There are some other exceptions to the get-in-and-get-out session. The State Senate passed a bill Tuesday that would privatize child welfare services. It comes in response to the death of ten-year-old Emani Moss whom police say starved to death in the care of her father and stepmother last year.

Republicans are saying it would help rehabilitate the state Department of Children and Families, which had received complaints regarding the child's well-being. That’s because it would outsource services such as foster care and adoption to private companies. But Democrats consider it a power grab for big business and say that the bill would not have prevented the ten-year-old’s death because she died in her parents’ custody, not foster care.

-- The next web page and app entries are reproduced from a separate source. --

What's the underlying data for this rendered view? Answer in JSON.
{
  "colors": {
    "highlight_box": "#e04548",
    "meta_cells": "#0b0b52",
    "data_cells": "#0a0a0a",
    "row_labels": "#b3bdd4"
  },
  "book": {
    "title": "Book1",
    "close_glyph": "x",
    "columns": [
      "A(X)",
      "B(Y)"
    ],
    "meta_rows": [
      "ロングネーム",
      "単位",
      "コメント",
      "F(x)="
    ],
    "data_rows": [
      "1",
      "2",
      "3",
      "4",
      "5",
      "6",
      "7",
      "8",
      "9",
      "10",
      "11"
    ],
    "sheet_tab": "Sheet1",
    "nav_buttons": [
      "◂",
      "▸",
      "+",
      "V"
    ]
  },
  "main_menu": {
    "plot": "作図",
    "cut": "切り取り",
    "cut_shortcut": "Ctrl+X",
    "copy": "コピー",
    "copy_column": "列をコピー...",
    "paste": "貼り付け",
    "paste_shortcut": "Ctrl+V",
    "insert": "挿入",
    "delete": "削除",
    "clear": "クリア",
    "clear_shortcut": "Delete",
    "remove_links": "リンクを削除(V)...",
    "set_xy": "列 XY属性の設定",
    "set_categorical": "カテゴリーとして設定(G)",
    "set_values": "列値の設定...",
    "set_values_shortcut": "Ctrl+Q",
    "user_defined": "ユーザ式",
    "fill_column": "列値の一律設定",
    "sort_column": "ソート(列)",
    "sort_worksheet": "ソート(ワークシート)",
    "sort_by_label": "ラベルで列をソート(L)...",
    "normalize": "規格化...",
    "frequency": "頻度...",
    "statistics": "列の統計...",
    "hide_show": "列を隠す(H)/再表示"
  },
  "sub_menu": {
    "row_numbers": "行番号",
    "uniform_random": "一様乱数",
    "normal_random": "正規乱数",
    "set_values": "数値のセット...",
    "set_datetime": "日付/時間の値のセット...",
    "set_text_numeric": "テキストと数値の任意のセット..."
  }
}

And then there’s the Medicaid expansion bill. Or rather, the Medicaid non-expansion bill. Republican lawmakers have drafted a bill that would bar governors – including THIS governor -- from opting to expand Medicaid. Any governor who wanted to add people to the Medicaid rolls would have to receive legislative approval.

Money And Politics

While the measure would reduce the scope of executive power, it’s a measure that has the support of the current governor. And it’s one Democratic lawmakers shake their heads at.

“Every decision made this year is tied to politics,” said state Senator Vincent Fort, an Atlanta Democrat. “Money and politics.”

Fort has made Medicaid expansion his signature issue. And he and other Democrats say expanding Medicaid would not only give 600,000 uninsured Georgians access to healthcare; it would also pump money and jobs into local economies.

Crawford says the closure of four rural hospitals in 15 months because of the lack of Medicaid money “leaves Deal vulnerable to criticism on this issue.”

But a certain part of Deal’s base of support is opposed to any expansion of Medicaid. And Deal's spokesman Brian Robinson says that's because it’s unsustainable financially and Georgia can’t afford it.

Will that bill pass? So far it hasn’t cleared either chamber. It passed out of a subcomittee - not a full committee -Wednesday afternoon and urgency is increasing as Day 30 approaches.

As Harper, the pundit and policy advisor put it, “This next week is really a big week. It’s almost like every day will brings us something different.”